MURTHY: ...In the face of all the misinformation we have swirling around out there.

INSKEEP: Yeah. Let's talk about the quality of the information briefly. Earlier this week, we had Scott Gottlieb on the program, the former head of the FDA, as you know. And he was telling Noel that he was concerned that the CDC data is not really showing how severe this surge really is. As bad as it looks, he thinks it may look worse. Let's listen to this.


SCOTT GOTTLIEB: It's about, maybe, 80 million Americans that are unvaccinated and remain vulnerable to this infection. Probably a lot of them have now been infected with this delta wave. We probably have a lot more infection in the states where vaccination rates are low than what we're picking up.

INSKEEP: Do you think that's true, that it may be even worse than it looks?

MURTHY: Well, I think we certainly have more cases than the number that we're counting. And here's the reason why, because we realize that there's a lot of under-testing going on, especially in areas that are hard-hit by delta, which have low vaccination rates. You know, what we need is for people to make sure that if people have symptoms that they're getting tested. And - but we realize that that's not happening in a lot of places. And so what the CDC has been doing is actually working with the rest of the administration to send surge response teams in to help states and localities and beef up their testing so that detection can actually be better.

This is a challenge, actually, we've seen throughout the pandemic, that there are often more infections than what our tests turn up, again, because of under-testing. So it's yet another reason, Steve, for us to be very cautious, recognizing the delta variant is different. It's more contagious. It generates higher viral loads. It's much more easily spread. And it's what's driving these numbers up. And so we've got to be humble. We've got to recognize there's stuff we are still learning about this virus and take the appropriate precautions, including getting vaccinated. It's what's ultimately going to help us turn the pandemic around.
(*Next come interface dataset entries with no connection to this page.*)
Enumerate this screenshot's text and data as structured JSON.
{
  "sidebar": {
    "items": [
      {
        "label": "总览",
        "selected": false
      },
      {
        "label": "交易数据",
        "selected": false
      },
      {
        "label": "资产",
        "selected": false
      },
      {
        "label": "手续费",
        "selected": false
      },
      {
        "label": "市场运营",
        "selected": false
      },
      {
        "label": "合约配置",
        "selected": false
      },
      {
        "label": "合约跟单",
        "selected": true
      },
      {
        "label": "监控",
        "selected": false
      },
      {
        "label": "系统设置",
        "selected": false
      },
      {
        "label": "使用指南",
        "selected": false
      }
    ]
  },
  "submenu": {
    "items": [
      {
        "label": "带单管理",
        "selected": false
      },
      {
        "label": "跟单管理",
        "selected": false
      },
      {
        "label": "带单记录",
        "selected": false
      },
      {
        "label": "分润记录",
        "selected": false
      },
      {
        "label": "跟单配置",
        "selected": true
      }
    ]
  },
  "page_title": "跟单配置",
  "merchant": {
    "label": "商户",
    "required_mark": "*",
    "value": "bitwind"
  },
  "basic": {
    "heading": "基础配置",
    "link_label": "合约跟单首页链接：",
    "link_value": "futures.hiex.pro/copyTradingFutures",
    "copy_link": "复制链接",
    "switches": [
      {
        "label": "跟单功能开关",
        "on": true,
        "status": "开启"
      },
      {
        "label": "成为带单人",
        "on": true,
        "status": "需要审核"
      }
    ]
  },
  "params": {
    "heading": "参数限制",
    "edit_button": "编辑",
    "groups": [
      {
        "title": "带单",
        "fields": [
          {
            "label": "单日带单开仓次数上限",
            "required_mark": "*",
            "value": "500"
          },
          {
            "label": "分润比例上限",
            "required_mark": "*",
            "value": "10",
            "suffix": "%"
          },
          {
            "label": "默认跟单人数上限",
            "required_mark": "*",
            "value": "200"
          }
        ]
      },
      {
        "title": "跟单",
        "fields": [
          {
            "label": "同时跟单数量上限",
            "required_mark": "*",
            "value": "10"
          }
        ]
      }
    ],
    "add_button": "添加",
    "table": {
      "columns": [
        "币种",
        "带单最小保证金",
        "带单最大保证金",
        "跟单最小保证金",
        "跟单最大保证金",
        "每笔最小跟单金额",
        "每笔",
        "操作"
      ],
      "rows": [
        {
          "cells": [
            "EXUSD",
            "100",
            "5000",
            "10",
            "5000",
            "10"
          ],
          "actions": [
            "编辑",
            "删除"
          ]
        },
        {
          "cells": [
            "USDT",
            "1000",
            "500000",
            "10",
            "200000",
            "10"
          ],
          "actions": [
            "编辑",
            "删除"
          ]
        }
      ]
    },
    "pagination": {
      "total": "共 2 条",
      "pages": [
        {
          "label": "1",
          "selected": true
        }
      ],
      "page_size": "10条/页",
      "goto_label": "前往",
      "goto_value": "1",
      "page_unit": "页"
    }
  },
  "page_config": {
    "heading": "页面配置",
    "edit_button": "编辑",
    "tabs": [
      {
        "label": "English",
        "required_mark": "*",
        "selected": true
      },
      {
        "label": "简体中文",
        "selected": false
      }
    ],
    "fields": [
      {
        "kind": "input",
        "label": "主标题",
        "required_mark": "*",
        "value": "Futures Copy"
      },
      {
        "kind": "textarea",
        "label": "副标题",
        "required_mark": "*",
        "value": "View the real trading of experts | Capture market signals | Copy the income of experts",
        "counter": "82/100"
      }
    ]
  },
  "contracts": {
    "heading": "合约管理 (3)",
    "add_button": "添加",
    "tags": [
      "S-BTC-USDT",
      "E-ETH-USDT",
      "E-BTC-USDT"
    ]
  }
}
INSKEEP: Which is, of course - yeah. Which is, of course, the nature of science - you keep learning new things. Now, you said we have to be cautious. We're reporting elsewhere today about employers struggling with questions like whether to mandate vaccines, whether to give incentives for vaccines. In the moment we have left, what advice would you give employers and employees struggling with those questions?

MURTHY: Well, a few key things, I would say - No. 1, anything you can do as an employer to support your staff in getting vaccinated, please do, giving them time off, putting, you know, measures in place to support them, you know, to get information about where to get vaccinated. I would also say, make sure you take masks seriously. And, you know, if you're in an area with high or substantial transmission, having masks back in the workplace is important. And finally, give your employees flexibility. This is a challenging time for a lot of folks. It's been very stressful. Giving that opportunity to still work from home when they need to have flexible work arrangements is going to be critical to supporting our workforce.

INSKEEP: Should employers seriously consider mandating vaccines full stop?

MURTHY: Well, I think it's very reasonable for them to consider that. Absolutely. We all need to be doing everything we can to get our community vaccinated. It's the best way to protect ourselves against COVID and end this pandemic.

INSKEEP: Dr. Murthy, thank you very much.

MURTHY: Thank you so much, Steve. Take care.

INSKEEP: Vivek Murthy is the surgeon general of the United States.

(SOUNDBITE OF LEAVV'S "BLUE VIEW") Transcript provided by NPR, Copyright NPR.